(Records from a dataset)

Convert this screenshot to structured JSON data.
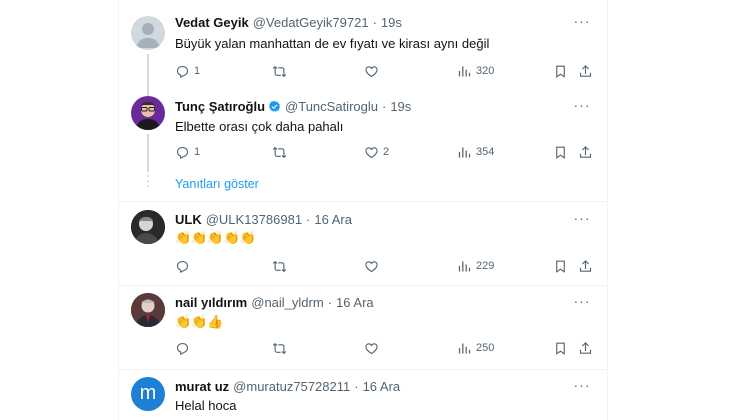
{
  "tweets": [
    {
      "name": "Vedat Geyik",
      "handle": "@VedatGeyik79721",
      "time": "19s",
      "text": "Büyük yalan manhattan de ev fıyatı ve kirası aynı değil",
      "replies": "1",
      "retweets": "",
      "likes": "",
      "views": "320"
    },
    {
      "name": "Tunç Şatıroğlu",
      "handle": "@TuncSatiroglu",
      "time": "19s",
      "text": "Elbette orası çok daha pahalı",
      "replies": "1",
      "retweets": "",
      "likes": "2",
      "views": "354"
    },
    {
      "name": "ULK",
      "handle": "@ULK13786981",
      "time": "16 Ara",
      "text": "👏👏👏👏👏",
      "replies": "",
      "retweets": "",
      "likes": "",
      "views": "229"
    },
    {
      "name": "nail yıldırım",
      "handle": "@nail_yldrm",
      "time": "16 Ara",
      "text": "👏👏👍",
      "replies": "",
      "retweets": "",
      "likes": "",
      "views": "250"
    },
    {
      "name": "murat uz",
      "handle": "@muratuz75728211",
      "time": "16 Ara",
      "text": "Helal hoca",
      "avatar_letter": "m"
    }
  ],
  "show_replies_label": "Yanıtları göster",
  "separator": "·",
  "more_label": "···",
  "colors": {
    "accent": "#1d9bf0",
    "muted": "#536471",
    "text": "#0f1419",
    "avatar_m": "#1d7fd6"
  },
  "icons": {
    "reply": "reply-icon",
    "retweet": "retweet-icon",
    "like": "heart-icon",
    "views": "views-icon",
    "bookmark": "bookmark-icon",
    "share": "share-icon",
    "verified": "verified-badge-icon",
    "more": "more-icon"
  }
}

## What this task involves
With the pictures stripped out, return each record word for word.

## Your solution
Convert this screenshot to structured JSON data.
{
  "tweets": [
    {
      "name": "Vedat Geyik",
      "handle": "@VedatGeyik79721",
      "time": "19s",
      "text": "Büyük yalan manhattan de ev fıyatı ve kirası aynı değil",
      "replies": "1",
      "retweets": "",
      "likes": "",
      "views": "320"
    },
    {
      "name": "Tunç Şatıroğlu",
      "handle": "@TuncSatiroglu",
      "time": "19s",
      "text": "Elbette orası çok daha pahalı",
      "replies": "1",
      "retweets": "",
      "likes": "2",
      "views": "354"
    },
    {
      "name": "ULK",
      "handle": "@ULK13786981",
      "time": "16 Ara",
      "text": "👏👏👏👏👏",
      "replies": "",
      "retweets": "",
      "likes": "",
      "views": "229"
    },
    {
      "name": "nail yıldırım",
      "handle": "@nail_yldrm",
      "time": "16 Ara",
      "text": "👏👏👍",
      "replies": "",
      "retweets": "",
      "likes": "",
      "views": "250"
    },
    {
      "name": "murat uz",
      "handle": "@muratuz75728211",
      "time": "16 Ara",
      "text": "Helal hoca",
      "avatar_letter": "m"
    }
  ],
  "show_replies_label": "Yanıtları göster",
  "separator": "·",
  "more_label": "···",
  "colors": {
    "accent": "#1d9bf0",
    "muted": "#536471",
    "text": "#0f1419",
    "avatar_m": "#1d7fd6"
  },
  "icons": {
    "reply": "reply-icon",
    "retweet": "retweet-icon",
    "like": "heart-icon",
    "views": "views-icon",
    "bookmark": "bookmark-icon",
    "share": "share-icon",
    "verified": "verified-badge-icon",
    "more": "more-icon"
  }
}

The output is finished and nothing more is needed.